▶ TRY IT
Check every line of the data below for "this". Copy each one that has it.

▶ ENTRIES PROVIDED
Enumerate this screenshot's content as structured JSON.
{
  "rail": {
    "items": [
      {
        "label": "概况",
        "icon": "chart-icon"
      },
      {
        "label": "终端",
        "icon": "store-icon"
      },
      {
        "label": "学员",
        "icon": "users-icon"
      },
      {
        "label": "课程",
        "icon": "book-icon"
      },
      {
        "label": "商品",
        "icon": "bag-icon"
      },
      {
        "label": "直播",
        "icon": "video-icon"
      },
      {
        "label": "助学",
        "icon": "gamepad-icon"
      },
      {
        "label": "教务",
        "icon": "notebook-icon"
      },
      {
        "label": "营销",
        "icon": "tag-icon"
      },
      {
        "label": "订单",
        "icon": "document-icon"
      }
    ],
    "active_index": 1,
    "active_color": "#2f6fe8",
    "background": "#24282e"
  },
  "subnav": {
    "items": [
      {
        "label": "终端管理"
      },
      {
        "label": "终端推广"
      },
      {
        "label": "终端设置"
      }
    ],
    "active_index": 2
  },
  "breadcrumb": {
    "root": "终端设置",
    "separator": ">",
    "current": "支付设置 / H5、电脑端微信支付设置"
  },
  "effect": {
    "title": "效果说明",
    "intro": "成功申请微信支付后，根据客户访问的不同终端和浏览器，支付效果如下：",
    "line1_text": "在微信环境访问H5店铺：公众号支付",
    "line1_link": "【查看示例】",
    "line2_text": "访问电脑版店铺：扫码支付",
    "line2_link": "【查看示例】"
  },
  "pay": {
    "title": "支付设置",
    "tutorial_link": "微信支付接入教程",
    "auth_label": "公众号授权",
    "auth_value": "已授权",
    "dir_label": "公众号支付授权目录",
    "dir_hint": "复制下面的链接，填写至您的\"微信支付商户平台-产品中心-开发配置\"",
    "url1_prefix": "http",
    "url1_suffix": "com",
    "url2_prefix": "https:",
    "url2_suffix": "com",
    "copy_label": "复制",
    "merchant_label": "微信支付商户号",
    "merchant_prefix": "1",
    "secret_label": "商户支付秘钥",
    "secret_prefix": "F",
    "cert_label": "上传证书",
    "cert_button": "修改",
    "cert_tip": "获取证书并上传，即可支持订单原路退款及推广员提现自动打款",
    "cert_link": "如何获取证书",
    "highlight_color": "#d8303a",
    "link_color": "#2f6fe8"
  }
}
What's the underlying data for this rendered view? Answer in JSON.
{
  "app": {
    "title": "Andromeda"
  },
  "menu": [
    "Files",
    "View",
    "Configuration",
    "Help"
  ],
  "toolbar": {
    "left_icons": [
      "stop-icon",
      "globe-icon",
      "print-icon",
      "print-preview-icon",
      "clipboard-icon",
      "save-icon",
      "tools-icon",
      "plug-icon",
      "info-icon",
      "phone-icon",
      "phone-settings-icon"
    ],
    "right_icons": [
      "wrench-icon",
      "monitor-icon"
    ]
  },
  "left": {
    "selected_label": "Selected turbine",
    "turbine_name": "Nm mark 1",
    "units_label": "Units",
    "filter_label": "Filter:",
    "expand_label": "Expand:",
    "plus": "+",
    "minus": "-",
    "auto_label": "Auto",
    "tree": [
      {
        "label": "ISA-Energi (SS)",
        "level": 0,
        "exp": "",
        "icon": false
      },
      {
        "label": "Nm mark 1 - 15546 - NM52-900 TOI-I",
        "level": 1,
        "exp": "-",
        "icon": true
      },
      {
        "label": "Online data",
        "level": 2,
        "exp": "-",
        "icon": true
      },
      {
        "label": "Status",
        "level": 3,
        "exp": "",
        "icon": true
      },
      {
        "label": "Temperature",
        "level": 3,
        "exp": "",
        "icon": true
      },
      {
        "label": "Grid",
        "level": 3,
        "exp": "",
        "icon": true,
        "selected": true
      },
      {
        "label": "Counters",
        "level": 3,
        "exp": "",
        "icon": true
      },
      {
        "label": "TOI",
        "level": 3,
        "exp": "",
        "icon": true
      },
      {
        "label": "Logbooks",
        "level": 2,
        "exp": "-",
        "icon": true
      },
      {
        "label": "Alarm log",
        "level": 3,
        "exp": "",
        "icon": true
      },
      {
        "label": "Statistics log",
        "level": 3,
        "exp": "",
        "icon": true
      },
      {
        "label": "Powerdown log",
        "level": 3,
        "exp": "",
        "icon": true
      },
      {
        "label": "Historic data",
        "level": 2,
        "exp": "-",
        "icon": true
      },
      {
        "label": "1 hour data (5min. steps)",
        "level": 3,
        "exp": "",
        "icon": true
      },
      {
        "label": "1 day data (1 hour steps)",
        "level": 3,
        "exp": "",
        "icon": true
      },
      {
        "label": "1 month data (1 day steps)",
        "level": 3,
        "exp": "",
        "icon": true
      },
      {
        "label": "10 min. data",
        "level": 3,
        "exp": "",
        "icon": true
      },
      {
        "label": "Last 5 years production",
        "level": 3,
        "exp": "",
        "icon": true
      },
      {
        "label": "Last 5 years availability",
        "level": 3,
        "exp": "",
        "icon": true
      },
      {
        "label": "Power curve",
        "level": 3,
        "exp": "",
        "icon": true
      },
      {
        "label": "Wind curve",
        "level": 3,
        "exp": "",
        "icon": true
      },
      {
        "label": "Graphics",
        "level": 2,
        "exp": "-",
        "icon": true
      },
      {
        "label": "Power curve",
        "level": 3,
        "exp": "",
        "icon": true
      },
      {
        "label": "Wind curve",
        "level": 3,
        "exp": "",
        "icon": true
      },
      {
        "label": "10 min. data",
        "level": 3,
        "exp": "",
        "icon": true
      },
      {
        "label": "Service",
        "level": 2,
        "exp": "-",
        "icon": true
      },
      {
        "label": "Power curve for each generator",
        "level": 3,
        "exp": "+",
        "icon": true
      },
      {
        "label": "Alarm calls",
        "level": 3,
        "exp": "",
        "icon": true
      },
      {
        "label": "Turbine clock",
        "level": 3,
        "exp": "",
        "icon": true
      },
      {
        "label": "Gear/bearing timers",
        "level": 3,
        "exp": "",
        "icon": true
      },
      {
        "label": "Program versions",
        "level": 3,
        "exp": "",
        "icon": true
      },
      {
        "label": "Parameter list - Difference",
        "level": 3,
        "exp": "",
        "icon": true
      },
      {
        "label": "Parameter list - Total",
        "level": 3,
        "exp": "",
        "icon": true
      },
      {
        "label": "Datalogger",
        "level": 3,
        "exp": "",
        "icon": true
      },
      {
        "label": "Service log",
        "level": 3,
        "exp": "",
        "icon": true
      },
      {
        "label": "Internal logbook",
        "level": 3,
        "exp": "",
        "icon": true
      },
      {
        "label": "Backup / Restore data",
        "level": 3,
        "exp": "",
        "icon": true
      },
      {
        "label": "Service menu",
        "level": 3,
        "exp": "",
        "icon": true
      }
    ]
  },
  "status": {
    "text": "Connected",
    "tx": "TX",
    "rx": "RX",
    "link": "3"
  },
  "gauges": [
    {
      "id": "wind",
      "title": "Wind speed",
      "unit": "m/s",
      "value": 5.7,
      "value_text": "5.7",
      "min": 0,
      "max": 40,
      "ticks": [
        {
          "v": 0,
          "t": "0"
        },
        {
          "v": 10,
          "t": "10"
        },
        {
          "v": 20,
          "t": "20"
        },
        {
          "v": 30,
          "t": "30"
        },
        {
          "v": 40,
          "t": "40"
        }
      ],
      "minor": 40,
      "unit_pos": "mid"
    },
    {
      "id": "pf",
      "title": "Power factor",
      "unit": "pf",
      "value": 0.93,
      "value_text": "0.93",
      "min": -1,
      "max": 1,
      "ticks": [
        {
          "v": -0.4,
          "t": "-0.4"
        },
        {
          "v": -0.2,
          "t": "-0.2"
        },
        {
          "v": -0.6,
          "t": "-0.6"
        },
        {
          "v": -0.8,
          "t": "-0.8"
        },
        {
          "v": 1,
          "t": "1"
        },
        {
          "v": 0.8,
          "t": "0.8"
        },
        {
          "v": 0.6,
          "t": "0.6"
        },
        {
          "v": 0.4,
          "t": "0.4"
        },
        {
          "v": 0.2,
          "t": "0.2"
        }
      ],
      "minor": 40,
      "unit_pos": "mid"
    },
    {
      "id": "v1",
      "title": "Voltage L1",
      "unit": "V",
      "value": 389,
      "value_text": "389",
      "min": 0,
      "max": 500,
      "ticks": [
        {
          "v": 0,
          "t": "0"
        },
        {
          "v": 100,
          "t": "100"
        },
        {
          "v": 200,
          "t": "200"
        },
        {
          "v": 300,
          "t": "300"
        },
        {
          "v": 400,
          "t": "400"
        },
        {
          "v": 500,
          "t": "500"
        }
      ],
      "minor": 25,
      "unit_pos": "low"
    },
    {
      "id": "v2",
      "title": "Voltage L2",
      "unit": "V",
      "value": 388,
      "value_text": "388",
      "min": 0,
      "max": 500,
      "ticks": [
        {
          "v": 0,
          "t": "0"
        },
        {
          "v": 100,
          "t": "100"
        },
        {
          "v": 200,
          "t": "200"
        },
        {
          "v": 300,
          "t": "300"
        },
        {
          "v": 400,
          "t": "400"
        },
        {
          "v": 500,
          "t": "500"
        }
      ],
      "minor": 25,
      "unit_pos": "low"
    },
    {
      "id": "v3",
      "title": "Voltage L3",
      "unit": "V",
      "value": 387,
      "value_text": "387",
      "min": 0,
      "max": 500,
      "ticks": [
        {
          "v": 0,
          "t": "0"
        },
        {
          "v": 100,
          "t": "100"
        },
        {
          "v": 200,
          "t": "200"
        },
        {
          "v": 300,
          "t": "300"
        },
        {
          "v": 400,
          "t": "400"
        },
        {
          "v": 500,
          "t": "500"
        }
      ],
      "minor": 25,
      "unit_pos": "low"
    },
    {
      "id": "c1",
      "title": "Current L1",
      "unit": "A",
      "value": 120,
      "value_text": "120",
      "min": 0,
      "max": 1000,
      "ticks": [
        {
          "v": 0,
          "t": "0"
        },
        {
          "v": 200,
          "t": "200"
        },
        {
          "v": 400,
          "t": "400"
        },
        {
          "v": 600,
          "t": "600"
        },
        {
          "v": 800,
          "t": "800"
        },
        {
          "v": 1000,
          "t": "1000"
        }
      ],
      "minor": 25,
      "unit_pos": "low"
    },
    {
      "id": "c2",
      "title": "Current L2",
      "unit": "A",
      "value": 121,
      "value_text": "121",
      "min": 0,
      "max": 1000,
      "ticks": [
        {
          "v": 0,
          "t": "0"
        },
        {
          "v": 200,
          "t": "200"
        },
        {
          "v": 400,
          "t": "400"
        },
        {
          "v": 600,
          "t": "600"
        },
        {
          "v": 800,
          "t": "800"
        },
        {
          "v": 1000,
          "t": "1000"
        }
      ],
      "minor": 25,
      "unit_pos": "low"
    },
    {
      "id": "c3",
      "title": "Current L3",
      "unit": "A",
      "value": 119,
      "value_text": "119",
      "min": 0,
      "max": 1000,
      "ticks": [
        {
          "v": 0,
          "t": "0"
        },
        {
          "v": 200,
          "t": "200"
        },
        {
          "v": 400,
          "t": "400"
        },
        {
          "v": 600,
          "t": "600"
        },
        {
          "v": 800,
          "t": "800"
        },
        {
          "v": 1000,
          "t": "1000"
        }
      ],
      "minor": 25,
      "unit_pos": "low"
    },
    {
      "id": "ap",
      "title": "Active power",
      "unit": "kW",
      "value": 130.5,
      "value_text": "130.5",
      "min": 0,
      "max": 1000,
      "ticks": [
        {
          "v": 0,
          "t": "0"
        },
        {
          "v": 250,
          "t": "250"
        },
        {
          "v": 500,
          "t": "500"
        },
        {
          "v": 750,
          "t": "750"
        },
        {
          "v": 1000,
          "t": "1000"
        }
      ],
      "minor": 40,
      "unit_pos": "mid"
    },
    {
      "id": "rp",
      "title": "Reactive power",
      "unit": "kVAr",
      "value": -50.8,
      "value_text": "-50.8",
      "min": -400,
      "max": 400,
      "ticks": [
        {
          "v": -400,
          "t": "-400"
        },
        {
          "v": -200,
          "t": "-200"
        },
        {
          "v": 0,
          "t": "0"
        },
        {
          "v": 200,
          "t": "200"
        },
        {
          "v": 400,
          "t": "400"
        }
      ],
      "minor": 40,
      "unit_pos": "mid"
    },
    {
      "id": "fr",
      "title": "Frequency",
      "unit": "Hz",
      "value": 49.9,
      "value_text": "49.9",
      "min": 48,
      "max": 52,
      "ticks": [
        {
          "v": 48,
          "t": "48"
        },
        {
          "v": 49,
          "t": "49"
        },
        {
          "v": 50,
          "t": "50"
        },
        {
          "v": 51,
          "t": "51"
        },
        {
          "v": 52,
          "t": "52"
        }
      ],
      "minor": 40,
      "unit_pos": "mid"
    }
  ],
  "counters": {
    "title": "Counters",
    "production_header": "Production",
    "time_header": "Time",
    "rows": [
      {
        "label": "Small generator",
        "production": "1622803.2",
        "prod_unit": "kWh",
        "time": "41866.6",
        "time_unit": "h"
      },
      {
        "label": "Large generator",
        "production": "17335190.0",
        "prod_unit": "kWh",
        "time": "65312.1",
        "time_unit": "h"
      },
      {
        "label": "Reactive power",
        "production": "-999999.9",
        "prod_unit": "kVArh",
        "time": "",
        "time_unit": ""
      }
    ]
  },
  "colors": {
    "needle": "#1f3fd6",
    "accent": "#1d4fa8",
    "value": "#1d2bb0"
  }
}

▶ EXPECTED ANSWER
Enumerate this screenshot's content as structured JSON.
What's the underlying data for this rendered view? Answer in JSON.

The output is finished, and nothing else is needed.